Whether the Republican presidential ticket wins or loses on Tuesday, a group of prominent conservatives are planning to meet the next day to discuss the way forward, and whatever the outcome, Gov. Sarah Palin will be high on the agenda.
Ms. Palin, of Alaska, has had a rocky time since being named as Senator John McCain’s running mate, but to many conservatives her future remains bright. If Mr. McCain wins, she will give the social conservative movement a seat inside the White House. If he loses, she could emerge as a standard bearer for the movement and a potential presidential candidate in 2012, albeit one who will need to address her considerable political damage.
Her prospects, in or out of government, are the subject of intensive conversations among conservative leaders, including the group that will meet next Wednesday in rural Virginia to weigh social, foreign policy and economic issues, as well as the political landscape and the next presidential election. [continued…]
Editor’s Comment — Richard Cohen nailed it in his description of how Palin had the National Review and Weekly Standard editors drooling over her:
Palin is a down-the-line rightie, so her inexperience, her lack of interest in foreign affairs, her numbing provincialism and her gifts for fabrication (Can we go over that “bridge to nowhere” routine again?) do not trouble her ideological handlers. Let her get into office. They will govern.
Could the polls be wrong?
Sen. John McCain and his allies say that they are. The country, they say, could be headed to a 2008 version of the famous 1948 upset election, with McCain in the role of Harry S. Truman and Sen. Barack Obama as Thomas E. Dewey, lulled into overconfidence by inaccurate polls.
“We believe it is a very close race, and something that is frankly very winnable,” Sarah Simmons, director of strategy for the McCain campaign, said yesterday.
Few analysts outside the McCain campaign appear to share this view. And pollsters this time around will not make the mistake that the Gallup organization made 60 years ago — ending their polling more than a week before the election and missing a last-minute surge in support for Truman. Every day brings dozens of new state and national presidential polls, a trend that is expected to continue up to Election Day. [continued…]
The Afghan war is at its highest pitch since it began seven years ago, growing daily in scope and savagery. Yet on both sides of the conflict, the possibility of peace negotiations has gained sudden prominence.

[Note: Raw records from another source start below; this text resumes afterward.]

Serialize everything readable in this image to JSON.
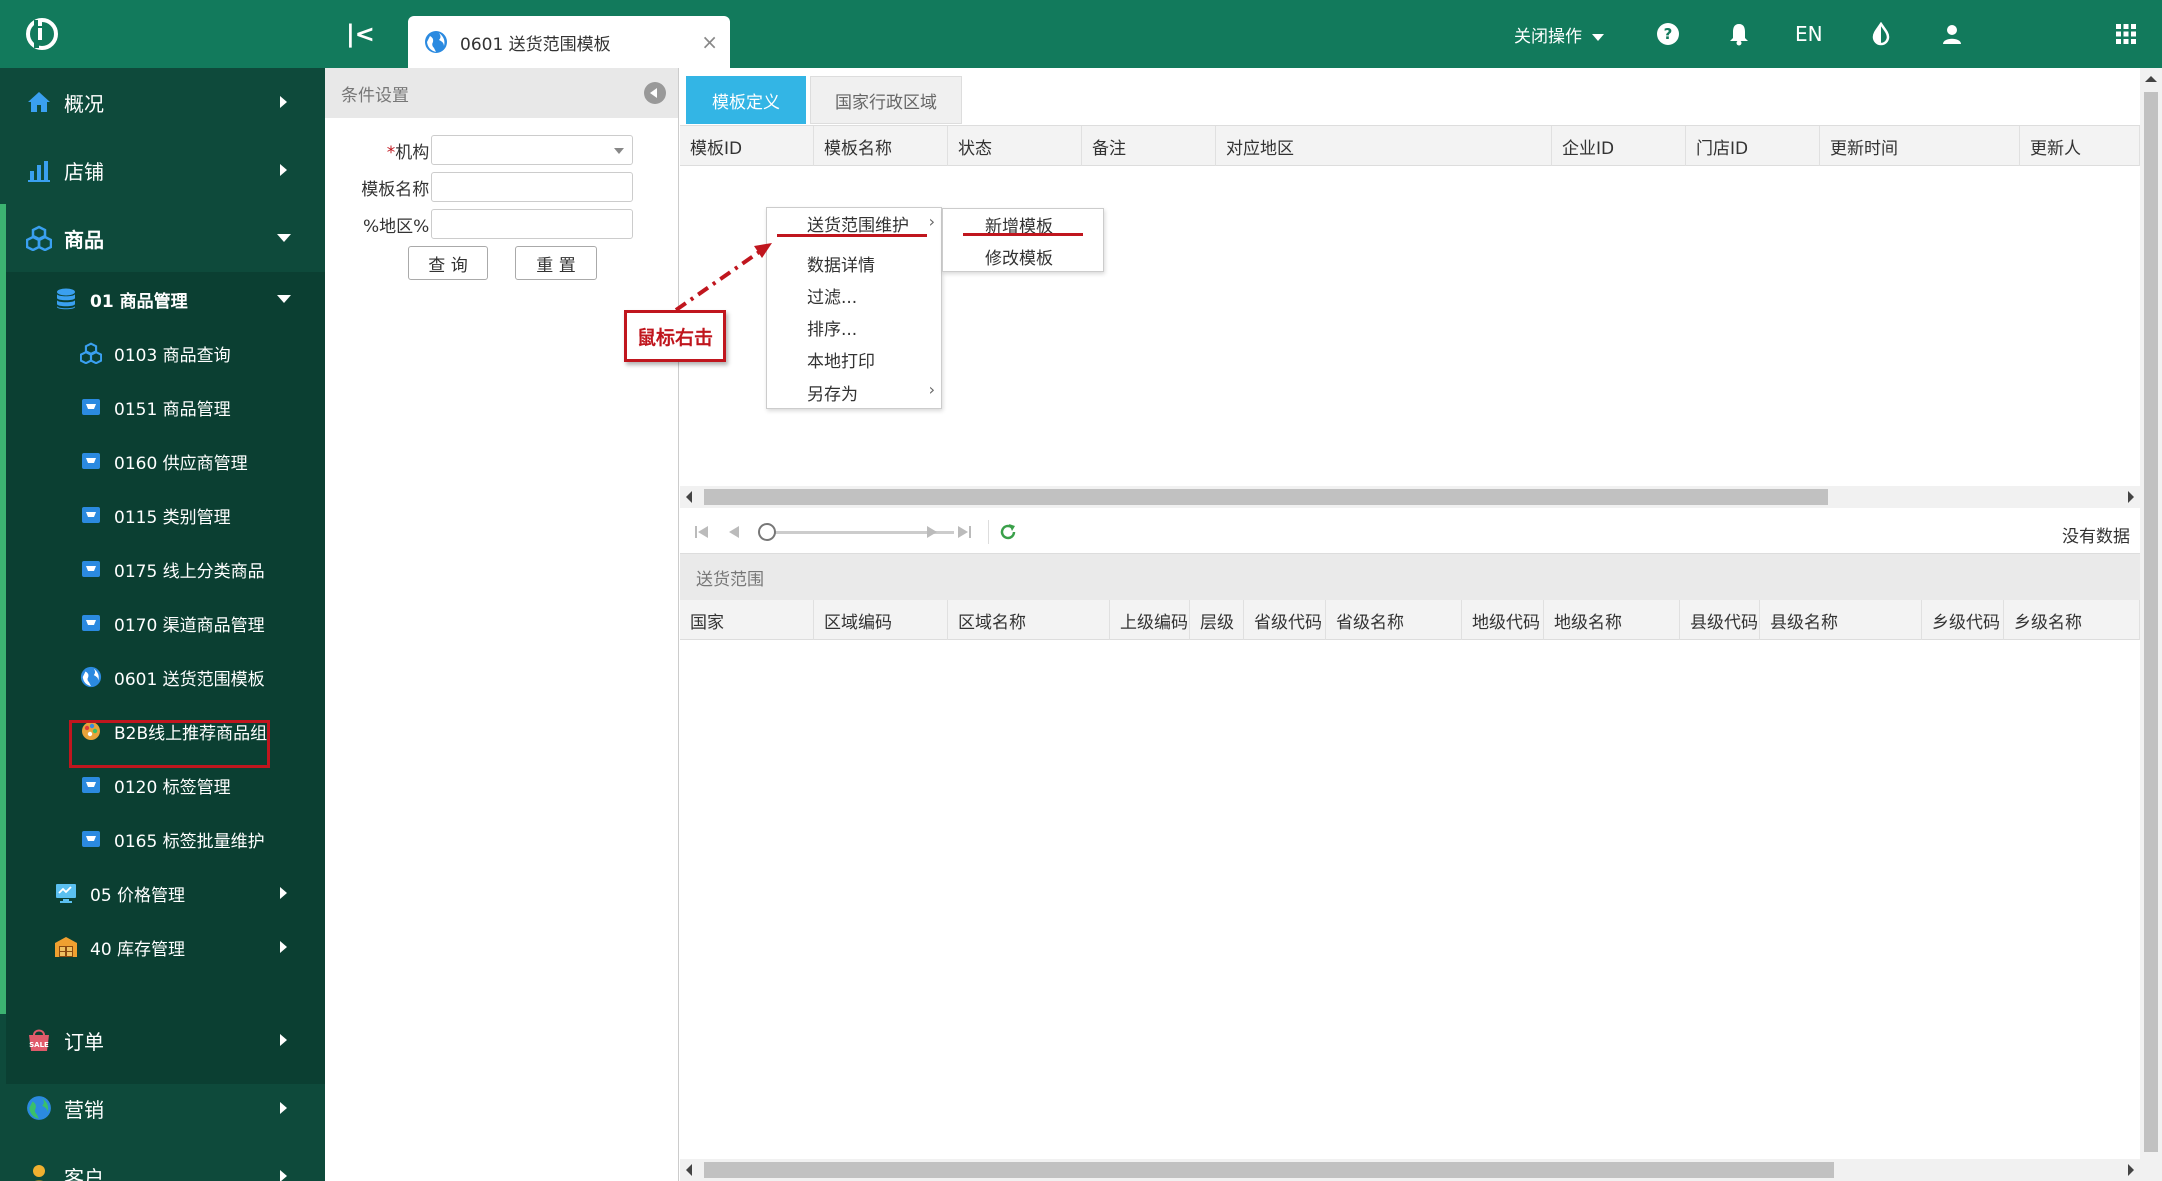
{
  "topbar": {
    "tab_title": "0601 送货范围模板",
    "close_ops": "关闭操作",
    "lang": "EN"
  },
  "sidebar": {
    "top_items": [
      {
        "label": "概况",
        "icon": "home-icon"
      },
      {
        "label": "店铺",
        "icon": "chart-icon"
      },
      {
        "label": "商品",
        "icon": "cubes-icon"
      }
    ],
    "group_head": "01 商品管理",
    "sub_items": [
      {
        "label": "0103 商品查询",
        "icon": "cubes-icon"
      },
      {
        "label": "0151 商品管理",
        "icon": "cart-icon"
      },
      {
        "label": "0160 供应商管理",
        "icon": "cart-icon"
      },
      {
        "label": "0115 类别管理",
        "icon": "cart-icon"
      },
      {
        "label": "0175 线上分类商品",
        "icon": "cart-icon"
      },
      {
        "label": "0170 渠道商品管理",
        "icon": "cart-icon"
      },
      {
        "label": "0601 送货范围模板",
        "icon": "globe-icon"
      },
      {
        "label": "B2B线上推荐商品组",
        "icon": "palette-icon"
      },
      {
        "label": "0120 标签管理",
        "icon": "cart-icon"
      },
      {
        "label": "0165 标签批量维护",
        "icon": "cart-icon"
      }
    ],
    "other_groups": [
      {
        "label": "05 价格管理",
        "icon": "monitor-icon"
      },
      {
        "label": "40 库存管理",
        "icon": "warehouse-icon"
      }
    ],
    "bottom_items": [
      {
        "label": "订单",
        "icon": "sale-icon"
      },
      {
        "label": "营销",
        "icon": "globe-icon"
      },
      {
        "label": "客户",
        "icon": "user-icon"
      }
    ]
  },
  "filter": {
    "title": "条件设置",
    "org_label": "机构:",
    "org_req": "*",
    "name_label": "模板名称:",
    "area_label": "%地区%:",
    "query_btn": "查 询",
    "reset_btn": "重 置"
  },
  "main": {
    "tab1": "模板定义",
    "tab2": "国家行政区域",
    "columns1": [
      "模板ID",
      "模板名称",
      "状态",
      "备注",
      "对应地区",
      "企业ID",
      "门店ID",
      "更新时间",
      "更新人"
    ],
    "no_data": "没有数据",
    "section2": "送货范围",
    "columns2": [
      "国家",
      "区域编码",
      "区域名称",
      "上级编码",
      "层级",
      "省级代码",
      "省级名称",
      "地级代码",
      "地级名称",
      "县级代码",
      "县级名称",
      "乡级代码",
      "乡级名称"
    ]
  },
  "context_menu": {
    "items": [
      "送货范围维护",
      "数据详情",
      "过滤...",
      "排序...",
      "本地打印",
      "另存为"
    ],
    "submenu": [
      "新增模板",
      "修改模板"
    ]
  },
  "annotation": {
    "callout": "鼠标右击"
  },
  "colors": {
    "topbar": "#127a5c",
    "sidebar": "#0e4a3b",
    "accent": "#33b5e5",
    "highlight": "#c0161e"
  }
}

Among Western and Afghan officials, analysts and tribal elders, field commanders and foot soldiers, the notion of talks with the Taliban, once dismissed out of hand, has recently become the subject of serious debate.
Both sides acknowledge that there are enormous impediments. Each camp has staked out negotiating positions that are anathema to the other. Neither side professes the slightest trust in the other’s word. Each side claims not only a battlefield edge, but insists that it is winning the war for public support.
But whether they are willing to admit it publicly, both sides have powerful incentives for turning to negotiations rather than pushing ahead with a grinding war of attrition. Would-be mediators have emerged, preliminary contacts have taken place, and more indirect talks are likely soon. [continued…]
The U.S. is actively considering talks with elements of the Taliban, the armed Islamist group that once ruled Afghanistan and sheltered al Qaeda, in a major policy shift that would have been unthinkable a few months ago.
Senior White House and military officials believe that engaging some levels of the Taliban — while excluding top leaders — could help reverse a pronounced downward spiral in Afghanistan and neighboring Pakistan. Both countries have been destabilized by a recent wave of violence.
The outreach is a draft recommendation in a classified White House assessment of U.S. strategy in Afghanistan, according to senior Bush administration officials. The officials said that the recommendation calls for the talks to be led by the Afghan central government, but with the active participation of the U.S.
The idea is supported by Gen. David Petraeus, who will assume responsibility this week for U.S. policy in Afghanistan and Pakistan. Gen. Petraeus used a similar approach in Iraq, where a U.S. push to enlist Sunni tribes in the fight against al Qaeda in Iraq helped sharply reduce the country’s violence. Gen. Petraeus earlier this month publicly endorsed talks with less extreme Taliban elements.
The final White House recommendations, which could differ from the draft, are not expected until after next month’s elections. The next administration wouldn’t be compelled to implement them. But the support of Gen. Petraeus, the highly regarded incoming head of the U.S. Central Command, could help ensure that the policy is put in place regardless of who wins next month’s elections.
The proposed policy appears to strike rare common ground with both presidential candidates. Democratic nominee Sen. Barack Obama has said he thinks talks with the Taliban should be considered and has advocated shifting more military forces to Afghanistan. Republican contender Sen. John McCain supports, as part of his strategy, reaching out to tribal leaders in an effort to separate “the reconcilable elements of the insurgency from the irreconcilable elements of the insurgency,” Randy Scheunemann, the campaign’s top foreign-policy adviser, said Monday. [continued…]